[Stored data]
* * *

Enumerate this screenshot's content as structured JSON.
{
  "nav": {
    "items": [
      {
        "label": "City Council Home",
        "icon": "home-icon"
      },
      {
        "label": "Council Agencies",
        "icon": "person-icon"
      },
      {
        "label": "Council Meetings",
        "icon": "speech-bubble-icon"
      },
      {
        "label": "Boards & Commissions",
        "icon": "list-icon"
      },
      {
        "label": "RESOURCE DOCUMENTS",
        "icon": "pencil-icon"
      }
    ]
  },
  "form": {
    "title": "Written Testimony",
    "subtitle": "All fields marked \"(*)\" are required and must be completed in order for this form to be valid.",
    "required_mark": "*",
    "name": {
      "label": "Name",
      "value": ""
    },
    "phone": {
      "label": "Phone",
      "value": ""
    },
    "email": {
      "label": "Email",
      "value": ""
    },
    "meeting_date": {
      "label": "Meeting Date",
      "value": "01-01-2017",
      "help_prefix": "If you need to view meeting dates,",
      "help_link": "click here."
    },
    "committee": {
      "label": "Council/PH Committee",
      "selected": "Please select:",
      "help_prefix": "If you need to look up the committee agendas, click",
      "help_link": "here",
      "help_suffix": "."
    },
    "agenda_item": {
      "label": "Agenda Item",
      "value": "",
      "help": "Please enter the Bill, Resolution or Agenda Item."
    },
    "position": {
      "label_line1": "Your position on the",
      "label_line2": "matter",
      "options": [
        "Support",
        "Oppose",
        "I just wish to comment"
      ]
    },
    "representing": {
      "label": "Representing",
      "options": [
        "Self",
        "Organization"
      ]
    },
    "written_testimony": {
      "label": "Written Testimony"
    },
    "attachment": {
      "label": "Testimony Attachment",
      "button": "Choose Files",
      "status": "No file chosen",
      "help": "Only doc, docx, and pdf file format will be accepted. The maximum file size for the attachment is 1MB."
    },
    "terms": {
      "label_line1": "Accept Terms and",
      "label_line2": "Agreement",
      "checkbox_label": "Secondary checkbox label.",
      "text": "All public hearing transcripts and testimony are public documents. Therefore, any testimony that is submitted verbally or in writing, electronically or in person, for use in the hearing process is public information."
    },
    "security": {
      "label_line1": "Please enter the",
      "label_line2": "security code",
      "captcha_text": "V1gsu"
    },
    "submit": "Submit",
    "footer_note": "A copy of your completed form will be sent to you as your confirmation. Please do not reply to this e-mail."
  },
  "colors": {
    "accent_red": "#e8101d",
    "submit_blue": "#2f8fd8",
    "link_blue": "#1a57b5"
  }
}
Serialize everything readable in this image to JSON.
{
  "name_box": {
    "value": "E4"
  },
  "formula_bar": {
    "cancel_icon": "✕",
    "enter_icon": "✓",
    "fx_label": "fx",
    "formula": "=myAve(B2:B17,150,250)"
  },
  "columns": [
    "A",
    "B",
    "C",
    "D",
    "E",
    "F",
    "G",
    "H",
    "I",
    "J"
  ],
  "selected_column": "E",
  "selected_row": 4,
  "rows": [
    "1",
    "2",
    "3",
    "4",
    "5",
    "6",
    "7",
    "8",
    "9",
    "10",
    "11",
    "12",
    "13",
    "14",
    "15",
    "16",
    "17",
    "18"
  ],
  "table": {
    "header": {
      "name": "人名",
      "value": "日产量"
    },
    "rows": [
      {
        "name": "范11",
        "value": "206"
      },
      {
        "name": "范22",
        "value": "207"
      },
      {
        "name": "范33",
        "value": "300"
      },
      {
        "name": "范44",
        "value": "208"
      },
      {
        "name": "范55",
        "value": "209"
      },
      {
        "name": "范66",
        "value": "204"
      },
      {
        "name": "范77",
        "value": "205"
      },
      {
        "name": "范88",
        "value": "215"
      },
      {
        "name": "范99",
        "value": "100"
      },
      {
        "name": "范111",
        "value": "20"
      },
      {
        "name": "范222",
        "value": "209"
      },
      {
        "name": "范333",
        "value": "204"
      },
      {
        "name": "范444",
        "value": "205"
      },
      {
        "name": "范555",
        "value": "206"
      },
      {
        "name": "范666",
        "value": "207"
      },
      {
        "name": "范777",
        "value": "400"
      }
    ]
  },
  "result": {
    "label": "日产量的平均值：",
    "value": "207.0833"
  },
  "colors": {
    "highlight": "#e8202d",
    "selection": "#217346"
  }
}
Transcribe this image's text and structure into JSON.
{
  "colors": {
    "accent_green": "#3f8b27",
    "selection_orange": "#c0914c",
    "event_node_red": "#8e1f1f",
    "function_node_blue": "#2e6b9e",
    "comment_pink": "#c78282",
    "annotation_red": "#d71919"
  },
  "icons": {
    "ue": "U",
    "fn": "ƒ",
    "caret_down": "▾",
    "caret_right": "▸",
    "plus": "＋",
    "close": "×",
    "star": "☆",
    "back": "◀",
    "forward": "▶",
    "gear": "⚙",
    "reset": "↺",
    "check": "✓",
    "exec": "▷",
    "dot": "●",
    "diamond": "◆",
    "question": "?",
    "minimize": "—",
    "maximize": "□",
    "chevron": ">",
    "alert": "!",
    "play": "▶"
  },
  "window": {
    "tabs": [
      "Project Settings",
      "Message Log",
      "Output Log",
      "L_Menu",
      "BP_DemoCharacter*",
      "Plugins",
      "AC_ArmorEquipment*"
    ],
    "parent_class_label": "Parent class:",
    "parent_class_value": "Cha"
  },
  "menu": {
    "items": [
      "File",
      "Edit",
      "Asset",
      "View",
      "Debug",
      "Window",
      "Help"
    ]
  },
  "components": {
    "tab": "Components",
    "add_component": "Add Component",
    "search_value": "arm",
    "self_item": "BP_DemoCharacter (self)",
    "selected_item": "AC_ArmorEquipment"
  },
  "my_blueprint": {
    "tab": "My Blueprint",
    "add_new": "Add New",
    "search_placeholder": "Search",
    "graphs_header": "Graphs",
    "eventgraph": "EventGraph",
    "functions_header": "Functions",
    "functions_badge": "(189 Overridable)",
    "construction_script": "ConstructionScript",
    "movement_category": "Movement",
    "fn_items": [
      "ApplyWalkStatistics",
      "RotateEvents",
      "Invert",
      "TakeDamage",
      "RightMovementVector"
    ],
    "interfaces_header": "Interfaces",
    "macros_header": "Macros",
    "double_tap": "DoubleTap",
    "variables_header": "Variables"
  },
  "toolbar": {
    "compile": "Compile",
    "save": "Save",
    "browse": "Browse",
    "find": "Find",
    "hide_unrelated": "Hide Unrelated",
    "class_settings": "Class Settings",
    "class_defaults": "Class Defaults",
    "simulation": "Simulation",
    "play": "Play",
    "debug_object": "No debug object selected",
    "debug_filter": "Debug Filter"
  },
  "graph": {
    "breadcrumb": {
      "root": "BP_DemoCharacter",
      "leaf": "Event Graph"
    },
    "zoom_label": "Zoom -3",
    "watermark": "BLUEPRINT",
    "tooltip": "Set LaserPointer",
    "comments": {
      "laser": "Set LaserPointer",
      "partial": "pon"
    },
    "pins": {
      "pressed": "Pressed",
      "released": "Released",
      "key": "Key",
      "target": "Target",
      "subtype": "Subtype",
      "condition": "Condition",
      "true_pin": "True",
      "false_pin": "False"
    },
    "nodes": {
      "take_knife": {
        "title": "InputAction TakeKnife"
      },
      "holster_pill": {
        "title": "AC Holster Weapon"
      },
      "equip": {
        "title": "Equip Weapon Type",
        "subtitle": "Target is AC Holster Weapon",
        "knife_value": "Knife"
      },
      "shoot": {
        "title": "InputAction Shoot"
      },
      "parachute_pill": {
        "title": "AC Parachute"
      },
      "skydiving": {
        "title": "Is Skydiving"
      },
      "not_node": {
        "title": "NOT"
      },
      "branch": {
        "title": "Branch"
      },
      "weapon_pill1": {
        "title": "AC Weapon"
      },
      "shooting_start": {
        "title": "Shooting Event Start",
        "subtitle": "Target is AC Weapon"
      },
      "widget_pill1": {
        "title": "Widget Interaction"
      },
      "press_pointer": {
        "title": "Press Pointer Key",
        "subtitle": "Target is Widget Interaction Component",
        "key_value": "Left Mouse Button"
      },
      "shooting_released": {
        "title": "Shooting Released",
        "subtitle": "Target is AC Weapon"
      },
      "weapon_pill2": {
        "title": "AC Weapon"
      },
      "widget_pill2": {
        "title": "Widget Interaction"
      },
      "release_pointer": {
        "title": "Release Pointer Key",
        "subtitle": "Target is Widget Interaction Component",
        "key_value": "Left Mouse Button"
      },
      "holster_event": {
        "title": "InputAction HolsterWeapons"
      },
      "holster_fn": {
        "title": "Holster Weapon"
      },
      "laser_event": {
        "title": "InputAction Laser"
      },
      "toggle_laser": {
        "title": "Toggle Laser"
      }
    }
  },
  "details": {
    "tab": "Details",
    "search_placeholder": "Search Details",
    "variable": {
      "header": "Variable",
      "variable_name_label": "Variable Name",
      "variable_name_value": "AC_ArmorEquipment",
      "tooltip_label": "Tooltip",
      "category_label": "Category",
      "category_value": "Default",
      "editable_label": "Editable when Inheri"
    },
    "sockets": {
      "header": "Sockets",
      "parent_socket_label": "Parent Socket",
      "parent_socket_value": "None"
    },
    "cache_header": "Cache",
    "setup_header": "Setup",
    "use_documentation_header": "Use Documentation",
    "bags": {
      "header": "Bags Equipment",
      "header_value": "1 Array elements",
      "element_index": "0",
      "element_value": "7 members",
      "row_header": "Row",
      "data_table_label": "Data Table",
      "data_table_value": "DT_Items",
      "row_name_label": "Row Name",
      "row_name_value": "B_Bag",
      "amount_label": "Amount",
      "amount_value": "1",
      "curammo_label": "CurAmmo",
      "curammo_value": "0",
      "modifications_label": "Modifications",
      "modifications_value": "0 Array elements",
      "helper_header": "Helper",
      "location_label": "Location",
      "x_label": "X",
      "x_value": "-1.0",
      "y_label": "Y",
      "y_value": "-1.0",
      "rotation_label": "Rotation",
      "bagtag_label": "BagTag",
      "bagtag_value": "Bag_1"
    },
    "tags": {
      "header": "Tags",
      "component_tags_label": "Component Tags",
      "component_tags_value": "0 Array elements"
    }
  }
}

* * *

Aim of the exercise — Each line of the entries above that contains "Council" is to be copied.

Exercise result —
        "label": "City Council Home",
        "label": "Council Agencies",
        "label": "Council Meetings",
      "label": "Council/PH Committee",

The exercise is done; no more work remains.